The complexity of Weatherly's canvases lies with the many layers of transparent glazes—he applies as many as 30 in the thicker spaces—that infuse the surfaces with moody, penumbral tones. Even newer, brighter pieces, such as the 2013 Butter, Lard, and Sidemeat, have an elegant murkiness. "All those layers of oil, the perfectionism, the time he takes—his work is so uncompromising," says Noah Khoshbin, curator at the Watermill Center, the Long Island museum that houses Robert Wilson's collection, including the pair of Weatherly works shown at the Louvre. "Royce is the counter point to the fast-paced, media-centric world where artists are cranking it out by the yard."
For the past two decades, Weatherly has operated outside the art market at a Buddha-like pace, producing only a few pieces per year. Ironic, perhaps, for a kid who was always drawing at the back of the class because, he recalls, "I couldn't sit still." But he never thought he was any good at making art. "For me it was always more about the ideas," he says.
In the 1990s—after earning an MFA at the University of Wisconsin, moving to New York City, and working as a preparator packing artworks and installing shows for the Barbara Gladstone Gallery— Weatherly started painting with purpose, but only after hours. He'd grab a slice of pizza on his way home to an apartment in the Jackson Heights section of Queens and paint at his coffee table into the night. With a full-time job and a long subway commute, he didn't make paintings quickly.
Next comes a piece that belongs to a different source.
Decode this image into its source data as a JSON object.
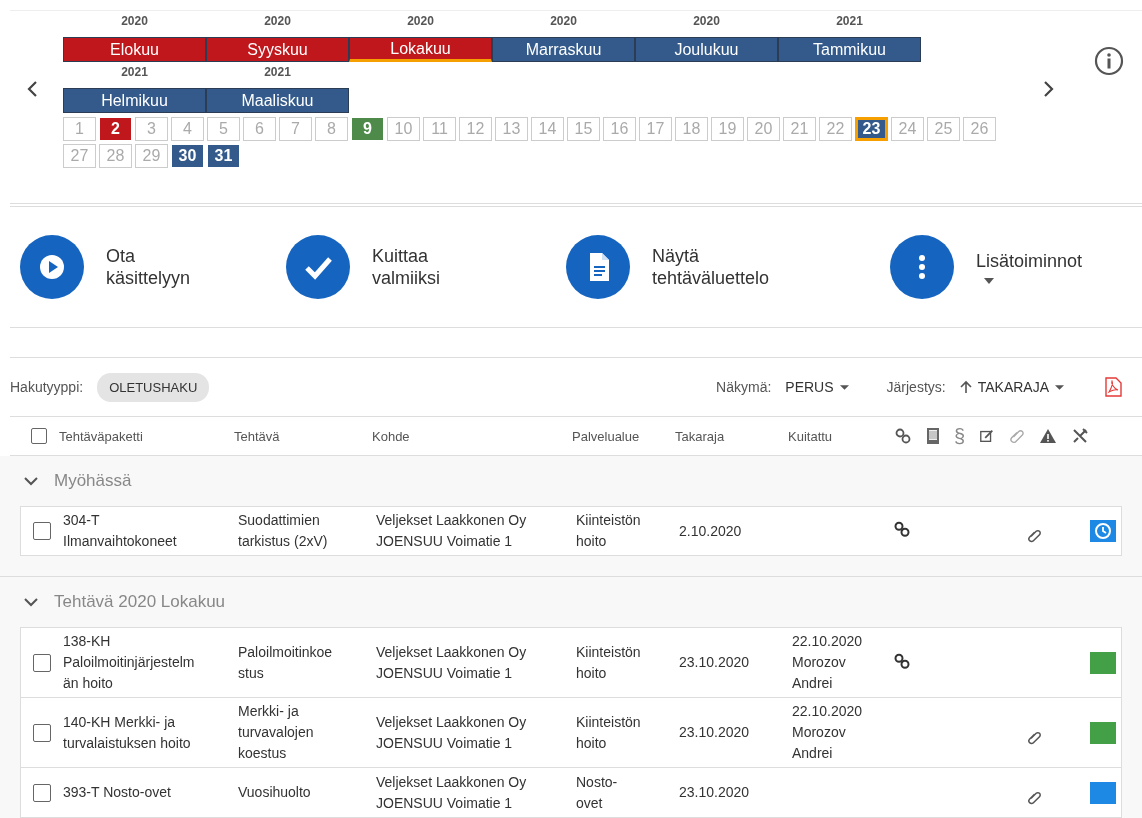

But whatever he did finish almost always sold, often to art-world insiders like New York curator Richard Flood and artist Richard Prince.
Weatherly still paints slowly—now in the New Jersey farmhouse that he shares with his interior designer wife, Lori, and their two daughters. He averages about six canvases a year, and he works relatively small; the occasional 16" x 20" painting, for him, is "on the big side." Yet he's under some pressure to step things up: A solo show of his new work opens in May at , the Brooklyn gallery of Peter Hopkins, an artist and dealer who has been friends with Weatherly since their grad school days. Hopkins says he isn't pushing—he has learned how to play the waiting game with an artist who admits to being "too patient," because he recognizes the intrigue, and value, of a painter who makes fewer pieces.
"Royce basically stayed very quiet when everything else was getting noisy," says Hopkins. "But he's become more confident, more plein air. He's no longer in the shadows."